Vocabulary Examples in Orchard:
"rough-hewn..." See in text (Orchard)
The speaker introduces the “god of the orchard” as “rough-hewn.” Since “hewn” refers to something that has been shaped from wood or stone and “rough” can indicate a kind of raw quality, then the god is depicted in a way that emphasizes its connection to the orchard. The speaker then portrays the god as a natural part of the orchard.
"flayed..." See in text (Orchard)
The verb “to flay” means to whip or beat someone to the point where their skin is removed. This action has also been used historically as a form of religious punishment, sometimes self-inflicted. By stating that the beauty of the orchard has this violent power, the poet reveals to us how overwhelmingly beautiful the orchard is.
"prostrate..." See in text (Orchard)
In general, to be prostrate means to lie on the ground, usually in a dramatic manner of distress. The use of the word here demonstrates the speaker’s struggle to resist the temptations of the orchard and builds a tone of despair.
"fleet..." See in text (Orchard)
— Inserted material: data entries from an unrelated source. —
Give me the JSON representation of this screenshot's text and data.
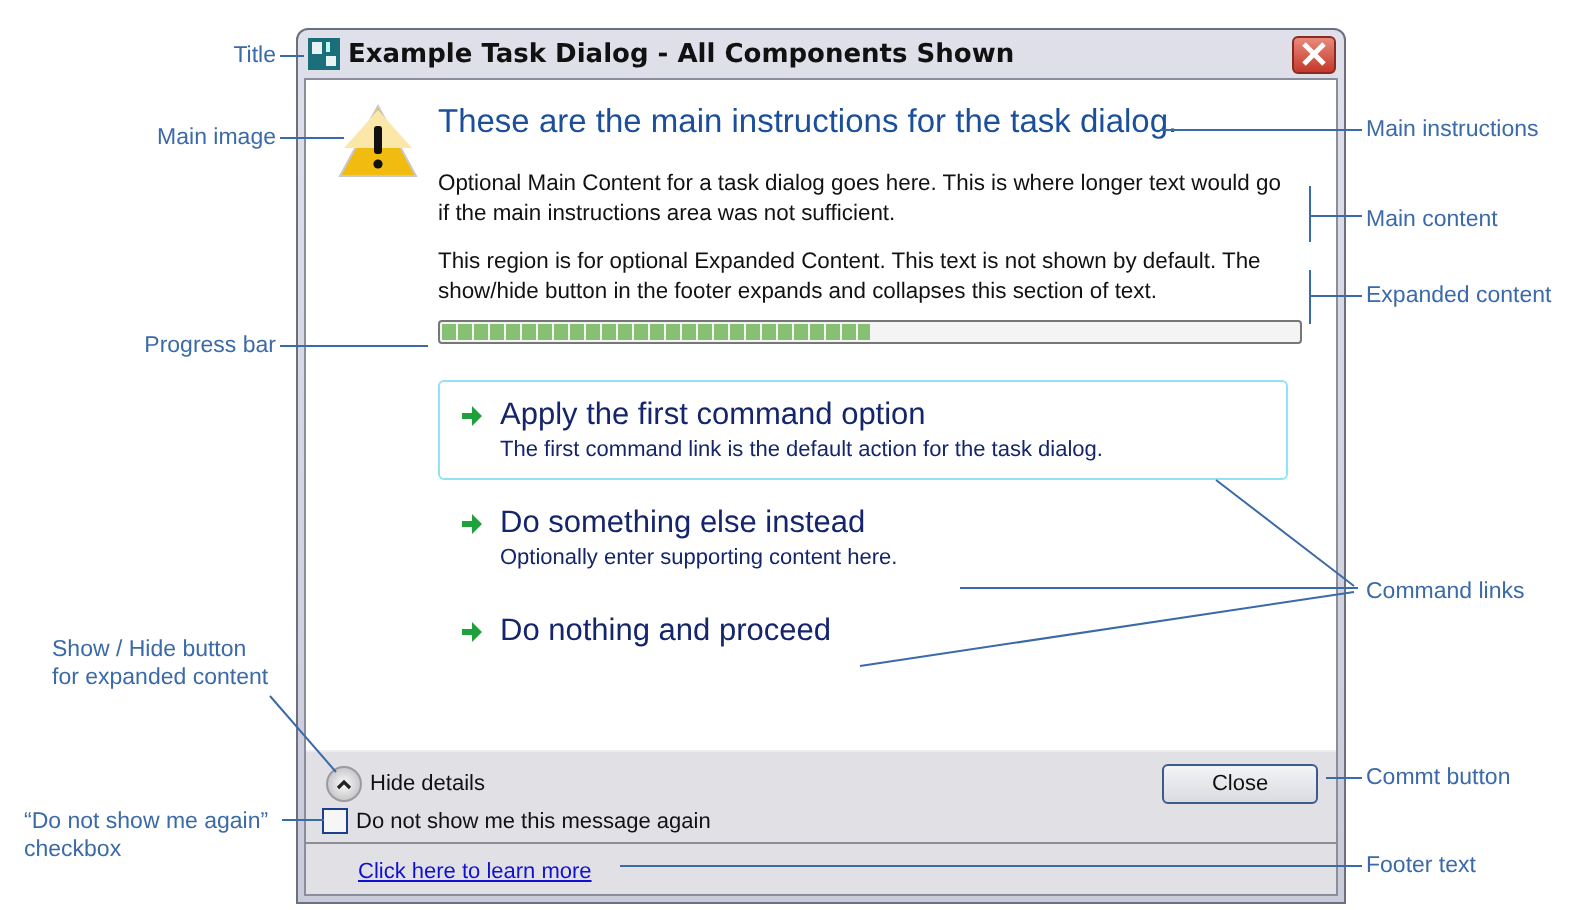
{
  "annotations": [
    {
      "text": "Title"
    },
    {
      "text": "Main image"
    },
    {
      "text": "Main instructions"
    },
    {
      "text": "Main content"
    },
    {
      "text": "Expanded content"
    },
    {
      "text": "Progress bar"
    },
    {
      "text": "Command links"
    },
    {
      "text": "Show / Hide button\nfor expanded content"
    },
    {
      "text": "Commt button"
    },
    {
      "text": "“Do not show me again”\ncheckbox"
    },
    {
      "text": "Footer text"
    }
  ],
  "dialog": {
    "title": "Example Task Dialog - All Components Shown",
    "main_instruction": "These are the main instructions for the task dialog.",
    "content": "Optional Main Content for a task dialog goes here. This is where longer text would go if the main instructions area was not sufficient.",
    "expanded_content": "This region is for optional Expanded Content. This text is not shown by default. The show/hide button in the footer expands and collapses this section of text.",
    "progress": {
      "level": 0.5
    },
    "command_links": [
      {
        "title": "Apply the first command option",
        "note": "The first command link is the default action for the task dialog.",
        "selected": true
      },
      {
        "title": "Do something else instead",
        "note": "Optionally enter supporting content here.",
        "selected": false
      },
      {
        "title": "Do nothing and proceed",
        "selected": false
      }
    ],
    "expand_button": {
      "label": "Hide details",
      "expanded": true
    },
    "checkbox": {
      "label": "Do not show me this message again",
      "checked": false
    },
    "buttons": [
      "Close"
    ],
    "footer_link": "Click here to learn more"
  }
}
In this line, the adjective “fleet” means evanescent, shifting, passing away; not durable or lasting. Here, the word describes how the bees do not sit idle admiring the beauty of the orchard but are busy with activity. It also calls attention to the shared mortality of the bees and the speaker.